MAP Magazine Folds After Only Six Issues
"Yep. If I close it now, I will leave without any debt," he said.
He looked as if he had accepted the reality of the situation, even if it wasn't the outcome he wanted.
MAP was the sole publication whose mission was to showcase an emerging metropolis and its young art scene, a stark contrast to Ocean Drive's B-list celebrities and unknown socialite-filled pages. Was it perfect? No, I had publicly stated there were things I would have changed, which editor Omar Sommereyns let me know he didn't appreciate, but I couldn't deny the fact it is a well-produced magazine.
Maybe too well-produced. MAP Magazine looked like it had a high production cost -- the paper, fashion spreads, photography, and writing all cost money, even if there were only four issues a year.
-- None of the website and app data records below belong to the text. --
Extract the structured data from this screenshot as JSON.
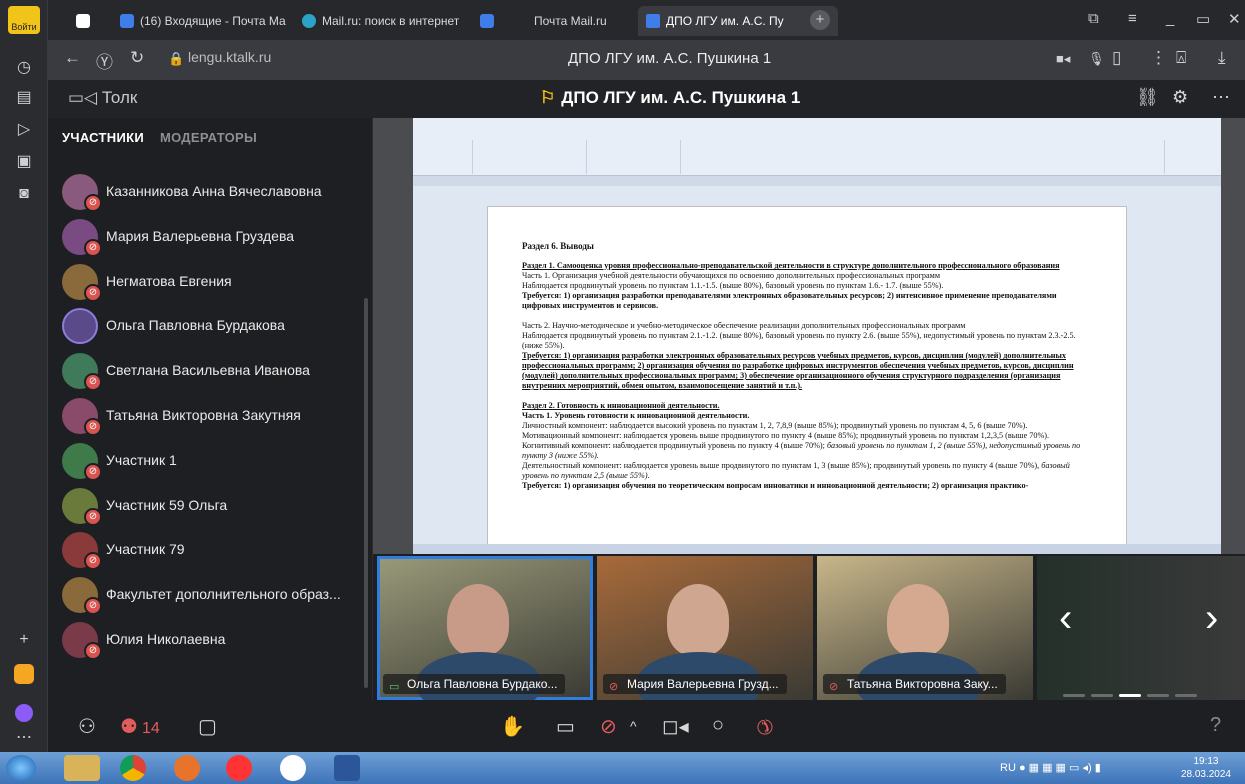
{
  "browser": {
    "login_label": "Войти",
    "tabs": [
      {
        "label": "(16) Входящие - Почта Ма",
        "active": false
      },
      {
        "label": "Mail.ru: поиск в интернет",
        "active": false
      },
      {
        "label": "",
        "active": false
      },
      {
        "label": "Почта Mail.ru",
        "active": false
      },
      {
        "label": "ДПО ЛГУ им. А.С. Пу",
        "active": true
      }
    ],
    "url": "lengu.ktalk.ru",
    "page_title": "ДПО ЛГУ им. А.С. Пушкина 1"
  },
  "app": {
    "logo": "Толк",
    "room_title": "ДПО ЛГУ им. А.С. Пушкина 1"
  },
  "participants_panel": {
    "tab_participants": "УЧАСТНИКИ",
    "tab_moderators": "МОДЕРАТОРЫ",
    "items": [
      {
        "name": "Казанникова Анна Вячеславовна",
        "color": "#8a5a7e"
      },
      {
        "name": "Мария Валерьевна Груздева",
        "color": "#7a4a82"
      },
      {
        "name": "Негматова Евгения",
        "color": "#8a6a3a"
      },
      {
        "name": "Ольга Павловна Бурдакова",
        "color": "#5a4a8a"
      },
      {
        "name": "Светлана Васильевна Иванова",
        "color": "#3f7a5a"
      },
      {
        "name": "Татьяна Викторовна Закутняя",
        "color": "#8a4a6a"
      },
      {
        "name": "Участник 1",
        "color": "#3f7a4a"
      },
      {
        "name": "Участник 59 Ольга",
        "color": "#6a7a3a"
      },
      {
        "name": "Участник 79",
        "color": "#8a3a3a"
      },
      {
        "name": "Факультет дополнительного образ...",
        "color": "#8a6a3a"
      },
      {
        "name": "Юлия Николаевна",
        "color": "#7a3a4a"
      }
    ]
  },
  "document": {
    "heading": "Раздел 6. Выводы",
    "s1_title": "Раздел 1. Самооценка уровня профессионально-преподавательской деятельности в структуре дополнительного профессионального образования",
    "s1_p1": "Часть 1. Организация учебной деятельности обучающихся по освоению дополнительных профессиональных программ",
    "s1_p2": "Наблюдается продвинутый уровень по пунктам 1.1.-1.5. (выше 80%), базовый уровень по пунктам 1.6.- 1.7. (выше 55%).",
    "s1_p3": "Требуется: 1) организация разработки преподавателями электронных образовательных ресурсов; 2) интенсивное применение преподавателями цифровых инструментов и сервисов.",
    "s1_p4": "Часть 2. Научно-методическое и учебно-методическое обеспечение реализации дополнительных профессиональных программ",
    "s1_p5": "Наблюдается продвинутый уровень по пунктам 2.1.-1.2. (выше 80%), базовый уровень по пункту 2.6. (выше 55%), недопустимый уровень по пунктам 2.3.-2.5. (ниже 55%).",
    "s1_p6": "Требуется: 1) организация разработки электронных образовательных ресурсов учебных предметов, курсов, дисциплин (модулей) дополнительных профессиональных программ; 2) организация обучения по разработке цифровых инструментов обеспечения учебных предметов, курсов, дисциплин (модулей) дополнительных профессиональных программ; 3) обеспечение организационного обучения структурного подразделения (организация внутренних мероприятий, обмен опытом, взаимопосещение занятий и т.п.).",
    "s2_title": "Раздел 2. Готовность к инновационной деятельности.",
    "s2_sub": "Часть 1. Уровень готовности к инновационной деятельности.",
    "s2_p1": "Личностный компонент: наблюдается высокий уровень по пунктам 1, 2, 7,8,9 (выше 85%); продвинутый уровень по пунктам 4, 5, 6 (выше 70%).",
    "s2_p2": "Мотивационный компонент: наблюдается уровень выше продвинутого по пункту 4 (выше 85%); продвинутый уровень по пунктам 1,2,3,5 (выше 70%).",
    "s2_p3a": "Когнитивный компонент: наблюдается продвинутый уровень по пункту 4 (выше 70%); ",
    "s2_p3b": "базовый уровень по пунктам 1, 2 (выше 55%), недопустимый уровень по пункту 3 (ниже 55%).",
    "s2_p4a": "Деятельностный компонент: наблюдается уровень выше продвинутого по пунктам 1, 3 (выше 85%); продвинутый уровень по пункту 4 (выше 70%), ",
    "s2_p4b": "базовый уровень по пунктам 2,5 (выше 55%).",
    "s2_p5": "Требуется: 1) организация обучения по теоретическим вопросам инноватики и инновационной деятельности; 2) организация практико-"
  },
  "videos": [
    {
      "name": "Ольга Павловна Бурдако...",
      "selected": true,
      "muted": false,
      "bg": "#9a9a7a",
      "skin": "#c89a88"
    },
    {
      "name": "Мария Валерьевна Грузд...",
      "selected": false,
      "muted": true,
      "bg": "#a86a3a",
      "skin": "#cfa690"
    },
    {
      "name": "Татьяна Викторовна Заку...",
      "selected": false,
      "muted": true,
      "bg": "#c8b68a",
      "skin": "#d4a990"
    }
  ],
  "controls": {
    "participant_count": "14"
  },
  "taskbar": {
    "lang": "RU",
    "time": "19:13",
    "date": "28.03.2024"
  },
  "icons": [
    "clock-icon",
    "notes-icon",
    "play-icon",
    "badge-icon",
    "screenshot-icon",
    "back-icon",
    "yandex-icon",
    "refresh-icon",
    "lock-icon",
    "camera-icon",
    "mic-icon",
    "bookmark-icon",
    "menu-icon",
    "download-icon",
    "link-icon",
    "settings-icon",
    "more-icon",
    "hand-icon",
    "screen-share-icon",
    "mic-off-icon",
    "video-icon",
    "record-icon",
    "hangup-icon",
    "chat-icon",
    "help-icon"
  ]
}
And it did all of this without the help of, er, adult advertising (not that I'm embarassed that I write for a publication that lets trannies and questionable massage parlors offer their services).
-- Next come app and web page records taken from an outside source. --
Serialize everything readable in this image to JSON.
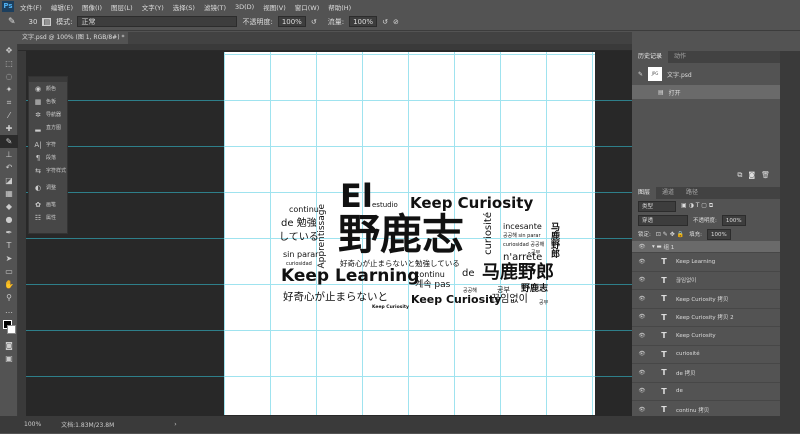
{
  "menubar": {
    "logo": "Ps",
    "items": [
      "文件(F)",
      "编辑(E)",
      "图像(I)",
      "图层(L)",
      "文字(Y)",
      "选择(S)",
      "滤镜(T)",
      "3D(D)",
      "视图(V)",
      "窗口(W)",
      "帮助(H)"
    ]
  },
  "options": {
    "brush_size": "30",
    "mode_label": "模式:",
    "mode_value": "正常",
    "opacity_label": "不透明度:",
    "opacity_value": "100%",
    "flow_label": "流量:",
    "flow_value": "100%"
  },
  "document_tab": {
    "title": "文字.psd @ 100% (图 1, RGB/8#) *",
    "close": "×"
  },
  "float_panel": {
    "items": [
      "颜色",
      "色板",
      "导航器",
      "直方图",
      "字符",
      "段落",
      "字符样式",
      "调整",
      "画笔",
      "属性"
    ]
  },
  "canvas": {
    "words": [
      "El",
      "estudio",
      "Keep Curiosity",
      "continu",
      "Apprentissage",
      "de 勉強",
      "している",
      "野鹿志",
      "curiosité",
      "incesante",
      "공공해 sin parar",
      "curiosidad 공공해",
      "공부",
      "马鹿野郎",
      "n'arrête",
      "sin parar",
      "curiosidad",
      "好奇心が止まらないと勉強している",
      "Keep Learning",
      "continu",
      "de",
      "马鹿野郎",
      "계속 pas",
      "공공해",
      "공부",
      "野鹿志",
      "好奇心が止まらないと",
      "Keep Curiosity",
      "끊임없이",
      "공부",
      "Keep Curiosity"
    ]
  },
  "history_panel": {
    "tabs": [
      "历史记录",
      "动作"
    ],
    "snapshot": "文字.psd",
    "snapshot_thumb": "JPG",
    "steps": [
      "打开"
    ]
  },
  "layers_panel": {
    "tabs": [
      "图层",
      "通道",
      "路径"
    ],
    "filter": "类型",
    "blend": "穿透",
    "opacity_label": "不透明度:",
    "opacity_value": "100%",
    "lock_label": "锁定:",
    "fill_label": "填充:",
    "fill_value": "100%",
    "group": "组 1",
    "layers": [
      "Keep Learning",
      "끊임없이",
      "Keep Curiosity 拷贝",
      "Keep Curiosity 拷贝 2",
      "Keep Curiosity",
      "curiosité",
      "de 拷贝",
      "de",
      "continu 拷贝"
    ]
  },
  "status": {
    "zoom": "100%",
    "doc": "文档:1.83M/23.8M"
  }
}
Reality of the situation is that the publishing industry is taking a beating in large part due to the the Internet and the failing economy. Even our parent company, Village Voice Media, isn't immune to it, having just done a round of company-wide layoffs and cost-cutting measures. Still, it's sad to see that a city so desperately in need of more quality publications lose one as good as MAP.
Is there any hope for the magazine to return at a later date? I didn't ask, but an online-only variation is out of the question according to Sheehan. "It still costs money to make that happen."